Some of our favorite pieces of our kids' artwork are just doodles on napkins or scraps of paper. Charles Darwin's kids also got the itch to draw and sketch too, but their scrap paper just happened to be the first draft of Darwin's legendary "On the Origin of Species by Means of Natural Selection, or the Preservation of Favoured Races in the Struggle for Life." Amazingly, only 45 pages out of a whopping 600 from Darwin's original manuscript are still in existence today, with many of the surviving pages doing double duty as a canvas for artistic expression by Darwin's kids.
Written in the years following Darwin’s voyage on the H.M.S. Beagle, “On the Origin of Species” (as it is known today) appealed to the public and scientists alike. His theories of evolution and natural selection changed the world’s perspective on science, yet it appears that, to his kids, Darwin was a convenient source of extraneous paper. Darwin’s kids appear to be as prolific and as interested in a variety of subjects as their Dad: Darwin’s collection is currently being digitized and includes thousand of pages of notes and original writings, while his children’s contributions include several dozen drawings.
The drawings, made with pencil, ink, and watercolor, are playful and often humorous, although they reflect Dad’s talent for recording details, whether it be the multicolored wings of a butterfly or the pattern on a highlander’s kilt. Indeed, several of the drawings are more military-concerned and show battles or soldier’s portraits. Others show the children’s fluency with the natural world: bees buzz around flowers and a variety of animals are shown in profile and face-forward. Apparently, Darwin also recruited his kids for basic research including collecting various specimens and encouraged them to make their own observations.
The Darwin children’s imaginations were clearly evident in their drawings as well, whether creating new animals or (our favorite) staging a battle on various fruits and vegetables. Darwin had 10 children (seven of whom lived until adulthood) and scholars believe that at least three of the children were responsible for the charming doodles. So the next time your little one starts doodling on your To Do list or your grocery store receipt, give their drawings a little pause before tossing them in the recycling in and consider stashing them just as Darwin did a century and a half ago. Evolutionary biologists (and their kids)-they are just like us!

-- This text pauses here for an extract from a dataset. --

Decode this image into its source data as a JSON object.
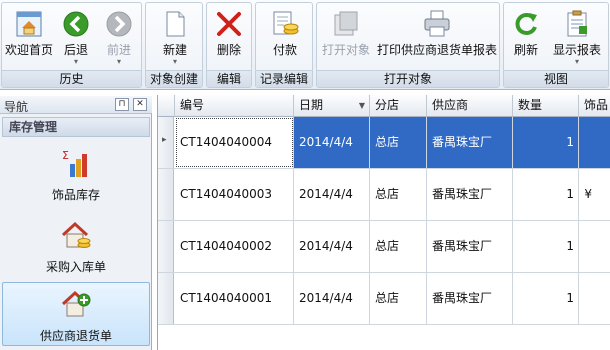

All images © American Museum of Natural History and Cambridge University Library